**What the task asks:** Go through the material below, count the lines with the word "title", and reply with the count alone.

^^^^^^^^^^^^^^^^

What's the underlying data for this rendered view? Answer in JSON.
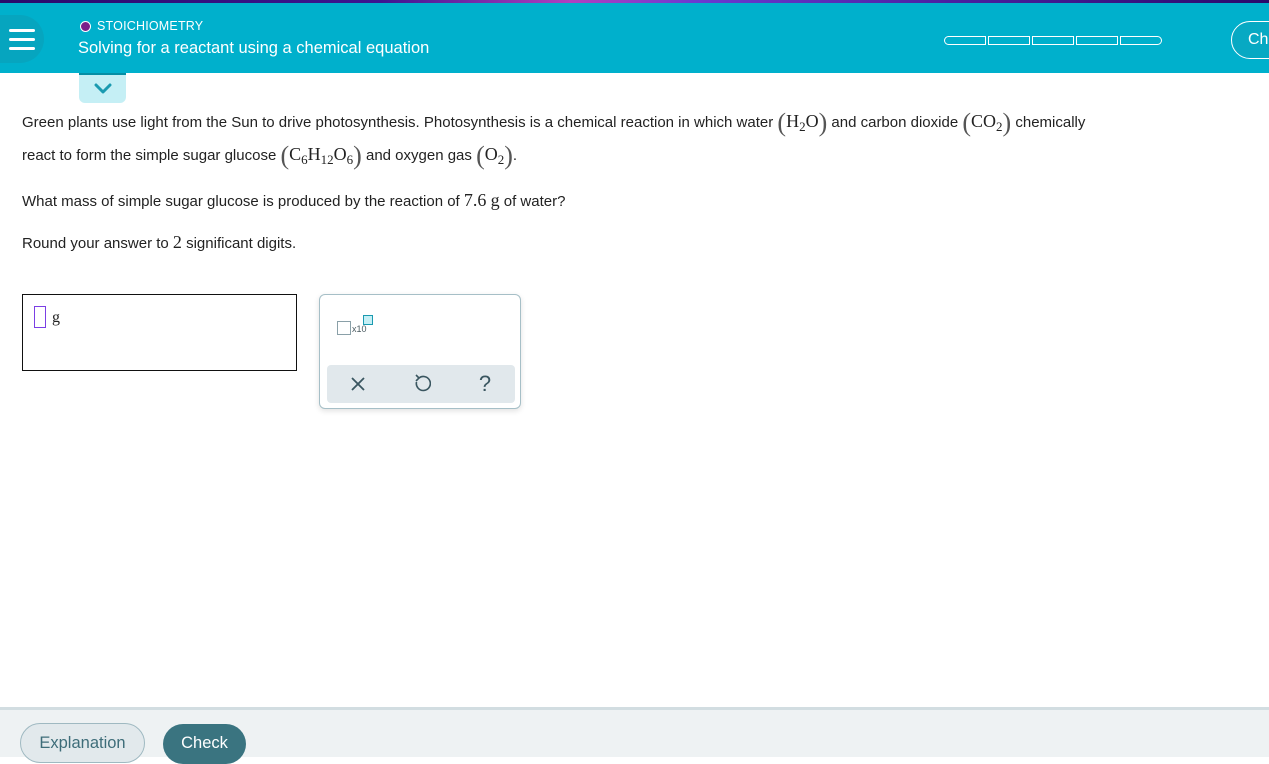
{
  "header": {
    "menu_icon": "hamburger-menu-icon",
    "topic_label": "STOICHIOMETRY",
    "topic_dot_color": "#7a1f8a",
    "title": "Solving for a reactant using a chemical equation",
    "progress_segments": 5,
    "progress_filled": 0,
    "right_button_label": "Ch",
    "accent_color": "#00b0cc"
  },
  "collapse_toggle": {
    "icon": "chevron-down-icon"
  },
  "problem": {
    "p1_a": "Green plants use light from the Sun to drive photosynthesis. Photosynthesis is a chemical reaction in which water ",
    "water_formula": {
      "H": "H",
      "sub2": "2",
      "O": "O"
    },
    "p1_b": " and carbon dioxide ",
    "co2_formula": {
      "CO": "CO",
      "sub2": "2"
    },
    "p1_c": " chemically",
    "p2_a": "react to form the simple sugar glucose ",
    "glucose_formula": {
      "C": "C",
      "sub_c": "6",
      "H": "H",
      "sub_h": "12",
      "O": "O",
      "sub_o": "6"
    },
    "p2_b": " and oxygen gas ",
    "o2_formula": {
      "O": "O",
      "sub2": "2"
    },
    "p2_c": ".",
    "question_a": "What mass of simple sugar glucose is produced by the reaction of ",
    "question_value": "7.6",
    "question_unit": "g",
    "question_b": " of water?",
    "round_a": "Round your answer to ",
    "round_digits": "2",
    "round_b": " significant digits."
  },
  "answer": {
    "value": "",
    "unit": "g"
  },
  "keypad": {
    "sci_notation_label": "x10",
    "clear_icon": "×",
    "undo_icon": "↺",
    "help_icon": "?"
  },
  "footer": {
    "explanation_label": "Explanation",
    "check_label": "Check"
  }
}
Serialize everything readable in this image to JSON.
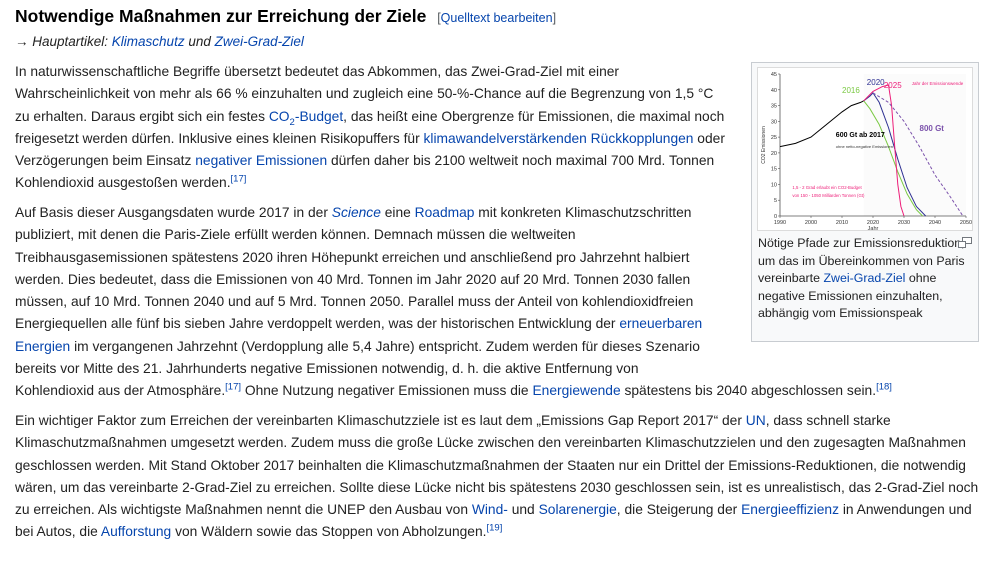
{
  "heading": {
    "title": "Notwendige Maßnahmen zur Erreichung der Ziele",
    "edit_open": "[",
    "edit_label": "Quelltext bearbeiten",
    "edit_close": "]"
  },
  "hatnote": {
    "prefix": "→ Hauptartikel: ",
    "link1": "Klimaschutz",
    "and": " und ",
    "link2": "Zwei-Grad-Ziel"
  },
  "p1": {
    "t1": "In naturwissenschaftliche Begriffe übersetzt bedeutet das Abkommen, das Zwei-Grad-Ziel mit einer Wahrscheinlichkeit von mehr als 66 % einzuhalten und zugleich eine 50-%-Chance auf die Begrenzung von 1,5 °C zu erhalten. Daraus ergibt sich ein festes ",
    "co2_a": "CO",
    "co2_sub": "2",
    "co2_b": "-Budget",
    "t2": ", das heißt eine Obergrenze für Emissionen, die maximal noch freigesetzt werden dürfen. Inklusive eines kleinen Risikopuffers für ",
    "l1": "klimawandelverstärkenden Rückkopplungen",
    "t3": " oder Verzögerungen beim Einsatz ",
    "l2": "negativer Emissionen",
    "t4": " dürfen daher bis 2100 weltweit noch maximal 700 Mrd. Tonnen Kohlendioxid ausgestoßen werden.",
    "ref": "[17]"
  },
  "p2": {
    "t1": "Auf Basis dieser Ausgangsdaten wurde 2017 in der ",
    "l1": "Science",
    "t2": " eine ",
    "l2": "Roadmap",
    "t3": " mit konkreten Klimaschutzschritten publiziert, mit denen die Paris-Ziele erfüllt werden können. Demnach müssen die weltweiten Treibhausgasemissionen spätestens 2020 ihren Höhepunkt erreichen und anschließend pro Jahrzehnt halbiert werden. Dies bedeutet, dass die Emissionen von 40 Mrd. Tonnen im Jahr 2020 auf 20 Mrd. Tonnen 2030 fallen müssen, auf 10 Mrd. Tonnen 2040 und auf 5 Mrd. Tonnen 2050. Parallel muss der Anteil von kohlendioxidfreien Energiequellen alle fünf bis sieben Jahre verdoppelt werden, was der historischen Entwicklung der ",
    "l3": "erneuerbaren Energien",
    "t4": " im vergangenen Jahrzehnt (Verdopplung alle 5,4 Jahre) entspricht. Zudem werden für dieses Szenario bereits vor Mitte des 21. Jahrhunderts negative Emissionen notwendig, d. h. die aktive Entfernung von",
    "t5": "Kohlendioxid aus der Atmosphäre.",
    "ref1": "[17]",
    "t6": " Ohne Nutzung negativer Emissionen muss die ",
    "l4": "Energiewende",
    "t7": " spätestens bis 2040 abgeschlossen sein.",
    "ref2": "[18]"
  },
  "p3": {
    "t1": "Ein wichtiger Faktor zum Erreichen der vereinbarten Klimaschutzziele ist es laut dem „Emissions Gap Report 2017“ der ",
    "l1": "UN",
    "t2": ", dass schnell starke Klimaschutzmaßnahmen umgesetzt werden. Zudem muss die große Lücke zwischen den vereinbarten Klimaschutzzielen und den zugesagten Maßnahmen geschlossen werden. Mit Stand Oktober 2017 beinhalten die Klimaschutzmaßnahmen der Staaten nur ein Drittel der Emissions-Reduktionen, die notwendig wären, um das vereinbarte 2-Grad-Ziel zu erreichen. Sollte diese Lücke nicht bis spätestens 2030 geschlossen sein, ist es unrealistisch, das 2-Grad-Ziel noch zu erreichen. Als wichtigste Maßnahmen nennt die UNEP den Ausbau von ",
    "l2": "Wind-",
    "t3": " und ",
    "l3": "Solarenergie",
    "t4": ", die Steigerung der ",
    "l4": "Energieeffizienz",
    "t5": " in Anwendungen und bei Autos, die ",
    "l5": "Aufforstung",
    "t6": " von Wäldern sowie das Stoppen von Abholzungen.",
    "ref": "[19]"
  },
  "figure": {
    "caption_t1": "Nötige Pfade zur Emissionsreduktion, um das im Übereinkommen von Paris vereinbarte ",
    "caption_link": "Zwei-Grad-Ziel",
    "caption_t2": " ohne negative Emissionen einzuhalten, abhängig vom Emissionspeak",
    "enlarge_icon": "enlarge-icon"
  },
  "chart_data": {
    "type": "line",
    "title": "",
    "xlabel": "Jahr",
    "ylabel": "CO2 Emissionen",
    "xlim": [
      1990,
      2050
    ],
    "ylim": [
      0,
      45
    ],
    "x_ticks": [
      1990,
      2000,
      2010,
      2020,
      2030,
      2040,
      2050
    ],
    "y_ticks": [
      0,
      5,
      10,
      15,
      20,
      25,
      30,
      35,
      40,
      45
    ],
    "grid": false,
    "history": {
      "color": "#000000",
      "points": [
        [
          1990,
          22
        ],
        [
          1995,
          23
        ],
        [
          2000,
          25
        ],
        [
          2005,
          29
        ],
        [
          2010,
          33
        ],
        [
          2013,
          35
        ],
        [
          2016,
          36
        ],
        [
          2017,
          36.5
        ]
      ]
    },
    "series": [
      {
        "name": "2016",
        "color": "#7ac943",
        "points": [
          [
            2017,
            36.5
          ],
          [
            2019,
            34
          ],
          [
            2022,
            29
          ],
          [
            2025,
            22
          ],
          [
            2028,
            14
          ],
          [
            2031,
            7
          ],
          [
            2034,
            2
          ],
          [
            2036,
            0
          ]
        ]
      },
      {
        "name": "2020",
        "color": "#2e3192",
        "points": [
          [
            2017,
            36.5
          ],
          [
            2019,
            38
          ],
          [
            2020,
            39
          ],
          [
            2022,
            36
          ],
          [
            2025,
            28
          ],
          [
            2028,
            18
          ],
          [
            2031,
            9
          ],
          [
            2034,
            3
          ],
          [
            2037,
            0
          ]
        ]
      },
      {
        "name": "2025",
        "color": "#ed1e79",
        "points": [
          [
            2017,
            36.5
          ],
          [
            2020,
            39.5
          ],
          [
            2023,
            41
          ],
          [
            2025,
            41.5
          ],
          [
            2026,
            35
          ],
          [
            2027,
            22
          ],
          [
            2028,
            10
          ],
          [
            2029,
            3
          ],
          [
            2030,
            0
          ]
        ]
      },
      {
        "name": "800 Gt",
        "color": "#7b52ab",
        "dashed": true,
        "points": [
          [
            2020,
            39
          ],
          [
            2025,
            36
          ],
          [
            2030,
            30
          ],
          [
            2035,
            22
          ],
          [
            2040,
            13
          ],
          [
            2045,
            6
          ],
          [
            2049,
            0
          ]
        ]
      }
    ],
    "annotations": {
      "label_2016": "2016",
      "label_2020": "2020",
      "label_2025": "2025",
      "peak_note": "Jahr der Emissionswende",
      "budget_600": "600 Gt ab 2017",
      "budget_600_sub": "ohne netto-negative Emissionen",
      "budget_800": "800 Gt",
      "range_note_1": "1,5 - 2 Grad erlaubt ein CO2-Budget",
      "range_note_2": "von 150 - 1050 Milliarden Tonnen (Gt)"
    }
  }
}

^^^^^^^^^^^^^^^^

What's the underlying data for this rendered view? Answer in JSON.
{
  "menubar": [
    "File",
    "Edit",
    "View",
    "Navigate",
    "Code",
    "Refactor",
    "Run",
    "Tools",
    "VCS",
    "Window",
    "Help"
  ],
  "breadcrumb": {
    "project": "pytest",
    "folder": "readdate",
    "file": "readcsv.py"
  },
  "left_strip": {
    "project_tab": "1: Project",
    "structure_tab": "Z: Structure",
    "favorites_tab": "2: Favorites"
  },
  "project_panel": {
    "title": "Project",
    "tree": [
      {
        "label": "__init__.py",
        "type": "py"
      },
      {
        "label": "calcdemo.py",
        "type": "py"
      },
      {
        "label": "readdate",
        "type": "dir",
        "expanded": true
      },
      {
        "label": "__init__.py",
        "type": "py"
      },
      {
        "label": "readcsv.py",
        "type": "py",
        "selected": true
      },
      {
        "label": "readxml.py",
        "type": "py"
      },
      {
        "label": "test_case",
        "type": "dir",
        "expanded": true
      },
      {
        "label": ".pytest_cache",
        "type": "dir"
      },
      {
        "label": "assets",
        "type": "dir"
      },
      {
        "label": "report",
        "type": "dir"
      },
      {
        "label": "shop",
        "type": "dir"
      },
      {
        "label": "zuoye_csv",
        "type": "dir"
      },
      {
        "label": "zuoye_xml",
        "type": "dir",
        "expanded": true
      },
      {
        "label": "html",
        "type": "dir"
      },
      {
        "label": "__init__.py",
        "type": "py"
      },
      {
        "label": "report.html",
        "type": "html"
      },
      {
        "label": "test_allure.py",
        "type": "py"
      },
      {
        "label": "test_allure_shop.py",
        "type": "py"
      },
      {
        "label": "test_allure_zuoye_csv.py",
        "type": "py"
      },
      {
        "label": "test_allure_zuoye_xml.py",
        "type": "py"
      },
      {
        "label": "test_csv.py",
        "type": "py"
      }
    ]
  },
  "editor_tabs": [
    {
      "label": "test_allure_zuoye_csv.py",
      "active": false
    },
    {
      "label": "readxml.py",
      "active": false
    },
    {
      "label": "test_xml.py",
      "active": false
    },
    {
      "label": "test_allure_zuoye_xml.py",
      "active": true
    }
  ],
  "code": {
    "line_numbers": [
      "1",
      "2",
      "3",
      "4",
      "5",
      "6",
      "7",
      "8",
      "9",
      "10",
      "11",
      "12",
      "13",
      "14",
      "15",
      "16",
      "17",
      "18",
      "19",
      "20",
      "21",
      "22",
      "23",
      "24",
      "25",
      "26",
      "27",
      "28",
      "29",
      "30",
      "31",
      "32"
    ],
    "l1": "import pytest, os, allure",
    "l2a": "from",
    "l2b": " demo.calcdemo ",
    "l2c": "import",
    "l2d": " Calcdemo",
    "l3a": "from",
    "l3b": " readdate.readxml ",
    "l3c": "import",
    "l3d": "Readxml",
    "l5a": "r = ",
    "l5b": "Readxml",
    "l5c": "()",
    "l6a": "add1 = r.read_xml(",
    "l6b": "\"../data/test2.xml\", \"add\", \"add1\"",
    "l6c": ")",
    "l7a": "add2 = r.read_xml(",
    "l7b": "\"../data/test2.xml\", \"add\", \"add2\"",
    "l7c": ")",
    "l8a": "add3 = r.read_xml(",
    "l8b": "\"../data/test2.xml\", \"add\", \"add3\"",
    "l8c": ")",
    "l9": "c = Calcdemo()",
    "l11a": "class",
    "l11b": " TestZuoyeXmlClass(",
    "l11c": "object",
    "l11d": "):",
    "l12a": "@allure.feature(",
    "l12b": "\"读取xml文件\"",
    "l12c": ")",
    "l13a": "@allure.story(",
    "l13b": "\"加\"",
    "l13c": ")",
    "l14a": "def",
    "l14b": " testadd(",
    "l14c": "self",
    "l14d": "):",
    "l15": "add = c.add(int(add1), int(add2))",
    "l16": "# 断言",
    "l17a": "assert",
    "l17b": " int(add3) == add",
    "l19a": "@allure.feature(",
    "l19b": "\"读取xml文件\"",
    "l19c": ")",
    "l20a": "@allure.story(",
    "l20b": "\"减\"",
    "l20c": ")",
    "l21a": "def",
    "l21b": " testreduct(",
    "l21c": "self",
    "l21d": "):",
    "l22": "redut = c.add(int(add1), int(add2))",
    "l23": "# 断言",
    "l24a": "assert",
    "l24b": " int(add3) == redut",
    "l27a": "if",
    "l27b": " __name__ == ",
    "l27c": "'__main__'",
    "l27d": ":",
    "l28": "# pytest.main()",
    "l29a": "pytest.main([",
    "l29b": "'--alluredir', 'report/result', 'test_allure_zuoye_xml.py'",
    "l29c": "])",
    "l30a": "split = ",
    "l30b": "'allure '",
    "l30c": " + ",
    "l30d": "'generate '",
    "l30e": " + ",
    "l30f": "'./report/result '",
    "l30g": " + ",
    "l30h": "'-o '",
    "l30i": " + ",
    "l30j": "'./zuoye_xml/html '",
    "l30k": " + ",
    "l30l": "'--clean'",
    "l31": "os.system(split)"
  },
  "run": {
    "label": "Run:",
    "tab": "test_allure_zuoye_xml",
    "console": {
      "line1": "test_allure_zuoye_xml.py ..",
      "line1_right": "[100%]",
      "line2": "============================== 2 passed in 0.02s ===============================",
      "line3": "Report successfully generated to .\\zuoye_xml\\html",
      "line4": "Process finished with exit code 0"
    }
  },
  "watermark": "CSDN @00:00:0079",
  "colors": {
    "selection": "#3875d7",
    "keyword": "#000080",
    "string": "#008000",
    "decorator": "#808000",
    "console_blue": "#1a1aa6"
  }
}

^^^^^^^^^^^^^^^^

**Task solution:** 4